- Your objective -
An unchanged copy of every record below, without pictures, is the goal.

- Supplied records -
---*---

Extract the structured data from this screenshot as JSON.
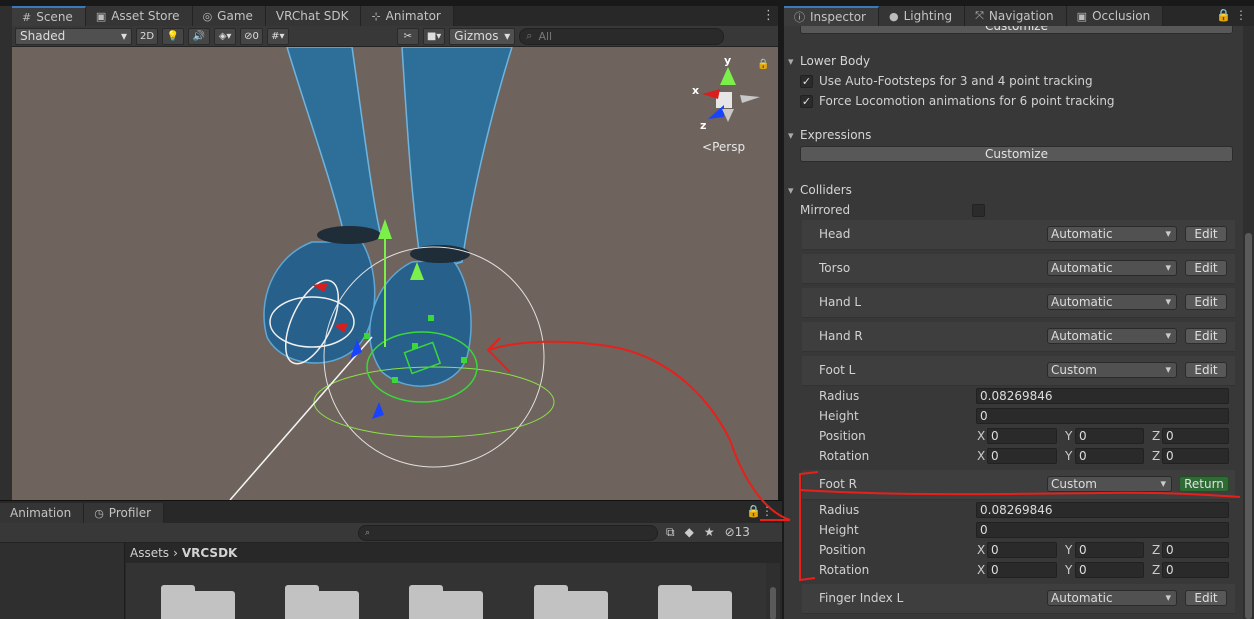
{
  "scene_tabs": [
    {
      "label": "Scene",
      "icon": "#",
      "active": true
    },
    {
      "label": "Asset Store",
      "icon": "▣"
    },
    {
      "label": "Game",
      "icon": "◎"
    },
    {
      "label": "VRChat SDK",
      "icon": ""
    },
    {
      "label": "Animator",
      "icon": "⊹"
    }
  ],
  "scene_toolbar": {
    "shading": "Shaded",
    "mode_2d": "2D",
    "hidden_count": "0",
    "gizmos": "Gizmos",
    "search_placeholder": "All"
  },
  "viewport": {
    "axis_x": "x",
    "axis_y": "y",
    "axis_z": "z",
    "projection": "Persp"
  },
  "bottom_tabs": [
    {
      "label": "Animation",
      "icon": ""
    },
    {
      "label": "Profiler",
      "icon": "◷"
    }
  ],
  "project": {
    "hidden_count": "13",
    "breadcrumb_root": "Assets",
    "breadcrumb_current": "VRCSDK"
  },
  "inspector_tabs": [
    {
      "label": "Inspector",
      "icon": "ⓘ",
      "active": true
    },
    {
      "label": "Lighting",
      "icon": "●"
    },
    {
      "label": "Navigation",
      "icon": "⤧"
    },
    {
      "label": "Occlusion",
      "icon": "▣"
    }
  ],
  "inspector": {
    "top_button": "Customize",
    "lower_body": {
      "title": "Lower Body",
      "opt1": "Use Auto-Footsteps for 3 and 4 point tracking",
      "opt2": "Force Locomotion animations for 6 point tracking"
    },
    "expressions": {
      "title": "Expressions",
      "button": "Customize"
    },
    "colliders": {
      "title": "Colliders",
      "mirrored": "Mirrored",
      "edit": "Edit",
      "return": "Return",
      "radius_label": "Radius",
      "height_label": "Height",
      "position_label": "Position",
      "rotation_label": "Rotation",
      "x": "X",
      "y": "Y",
      "z": "Z",
      "head": {
        "label": "Head",
        "mode": "Automatic"
      },
      "torso": {
        "label": "Torso",
        "mode": "Automatic"
      },
      "hand_l": {
        "label": "Hand L",
        "mode": "Automatic"
      },
      "hand_r": {
        "label": "Hand R",
        "mode": "Automatic"
      },
      "foot_l": {
        "label": "Foot L",
        "mode": "Custom",
        "radius": "0.08269846",
        "height": "0",
        "pos_x": "0",
        "pos_y": "0",
        "pos_z": "0",
        "rot_x": "0",
        "rot_y": "0",
        "rot_z": "0"
      },
      "foot_r": {
        "label": "Foot R",
        "mode": "Custom",
        "radius": "0.08269846",
        "height": "0",
        "pos_x": "0",
        "pos_y": "0",
        "pos_z": "0",
        "rot_x": "0",
        "rot_y": "0",
        "rot_z": "0"
      },
      "finger_index_l": {
        "label": "Finger Index L",
        "mode": "Automatic"
      }
    }
  },
  "colors": {
    "annotation": "#e8201a",
    "avatar": "#2d6f98",
    "viewport_bg": "#6e635d",
    "return_button": "#2f6b34",
    "tab_accent": "#3a79bb"
  }
}
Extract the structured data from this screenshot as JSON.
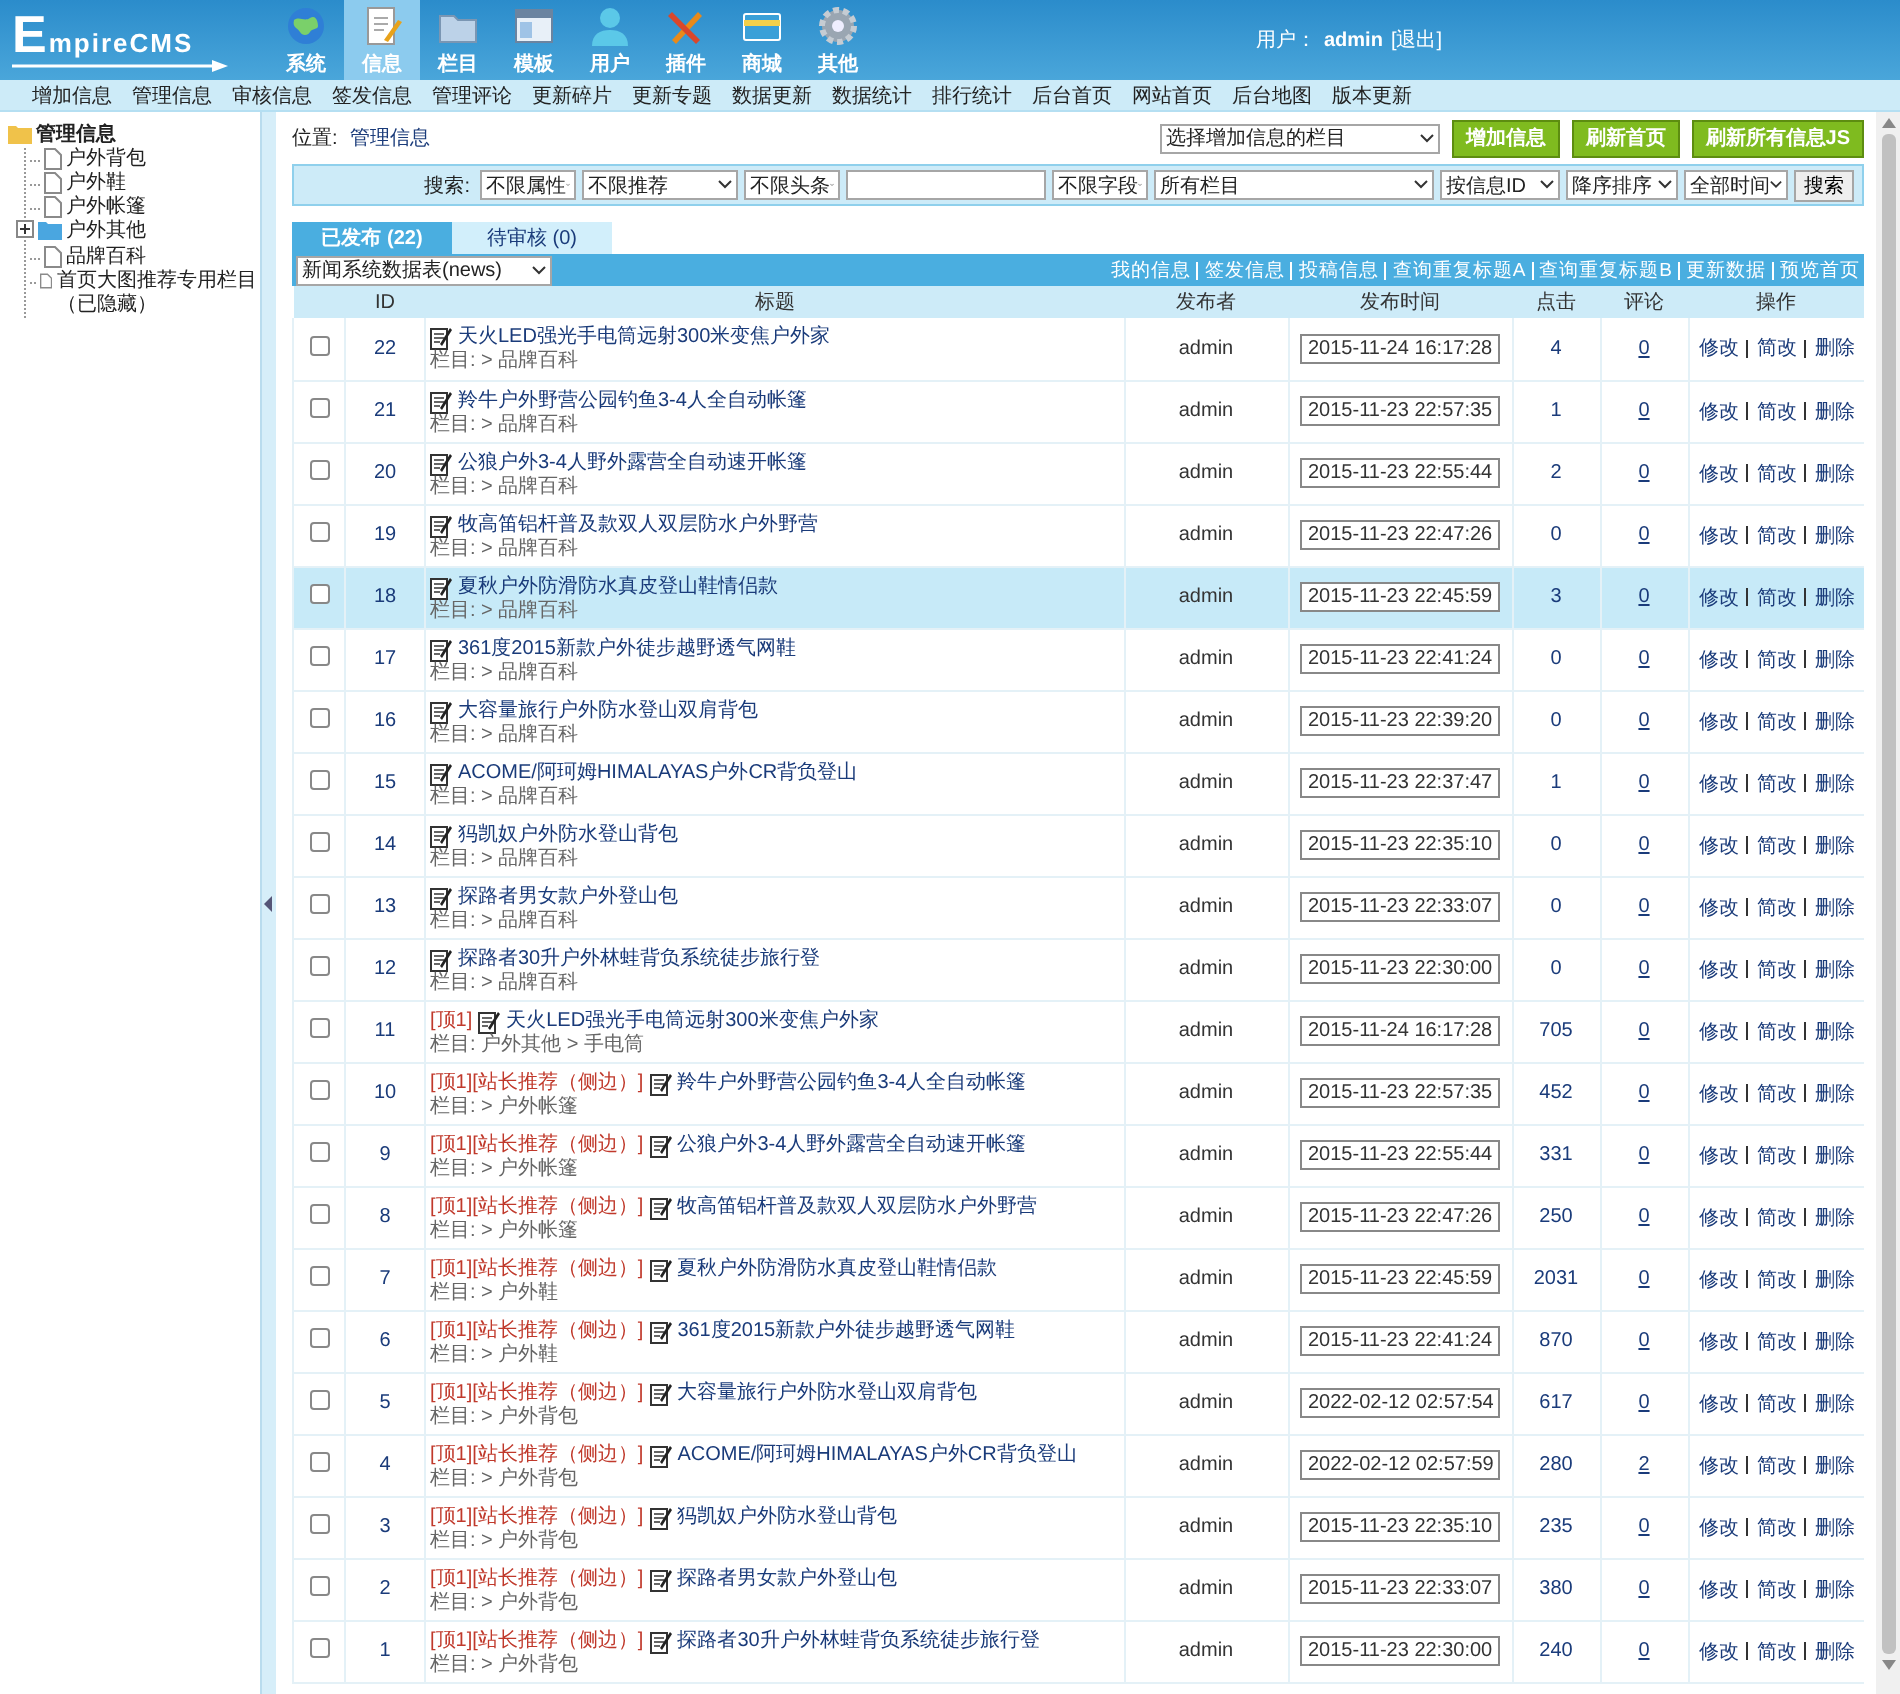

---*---

- Expected output -
Extract the structured data from this screenshot as JSON.
{
  "scene_tabs": [
    {
      "label": "Scene",
      "icon": "#",
      "active": true
    },
    {
      "label": "Asset Store",
      "icon": "▣"
    },
    {
      "label": "Game",
      "icon": "◎"
    },
    {
      "label": "VRChat SDK",
      "icon": ""
    },
    {
      "label": "Animator",
      "icon": "⊹"
    }
  ],
  "scene_toolbar": {
    "shading": "Shaded",
    "mode_2d": "2D",
    "hidden_count": "0",
    "gizmos": "Gizmos",
    "search_placeholder": "All"
  },
  "viewport": {
    "axis_x": "x",
    "axis_y": "y",
    "axis_z": "z",
    "projection": "Persp"
  },
  "bottom_tabs": [
    {
      "label": "Animation",
      "icon": ""
    },
    {
      "label": "Profiler",
      "icon": "◷"
    }
  ],
  "project": {
    "hidden_count": "13",
    "breadcrumb_root": "Assets",
    "breadcrumb_current": "VRCSDK"
  },
  "inspector_tabs": [
    {
      "label": "Inspector",
      "icon": "ⓘ",
      "active": true
    },
    {
      "label": "Lighting",
      "icon": "●"
    },
    {
      "label": "Navigation",
      "icon": "⤧"
    },
    {
      "label": "Occlusion",
      "icon": "▣"
    }
  ],
  "inspector": {
    "top_button": "Customize",
    "lower_body": {
      "title": "Lower Body",
      "opt1": "Use Auto-Footsteps for 3 and 4 point tracking",
      "opt2": "Force Locomotion animations for 6 point tracking"
    },
    "expressions": {
      "title": "Expressions",
      "button": "Customize"
    },
    "colliders": {
      "title": "Colliders",
      "mirrored": "Mirrored",
      "edit": "Edit",
      "return": "Return",
      "radius_label": "Radius",
      "height_label": "Height",
      "position_label": "Position",
      "rotation_label": "Rotation",
      "x": "X",
      "y": "Y",
      "z": "Z",
      "head": {
        "label": "Head",
        "mode": "Automatic"
      },
      "torso": {
        "label": "Torso",
        "mode": "Automatic"
      },
      "hand_l": {
        "label": "Hand L",
        "mode": "Automatic"
      },
      "hand_r": {
        "label": "Hand R",
        "mode": "Automatic"
      },
      "foot_l": {
        "label": "Foot L",
        "mode": "Custom",
        "radius": "0.08269846",
        "height": "0",
        "pos_x": "0",
        "pos_y": "0",
        "pos_z": "0",
        "rot_x": "0",
        "rot_y": "0",
        "rot_z": "0"
      },
      "foot_r": {
        "label": "Foot R",
        "mode": "Custom",
        "radius": "0.08269846",
        "height": "0",
        "pos_x": "0",
        "pos_y": "0",
        "pos_z": "0",
        "rot_x": "0",
        "rot_y": "0",
        "rot_z": "0"
      },
      "finger_index_l": {
        "label": "Finger Index L",
        "mode": "Automatic"
      }
    }
  },
  "colors": {
    "annotation": "#e8201a",
    "avatar": "#2d6f98",
    "viewport_bg": "#6e635d",
    "return_button": "#2f6b34",
    "tab_accent": "#3a79bb"
  }
}
Extract the structured data from this screenshot as JSON.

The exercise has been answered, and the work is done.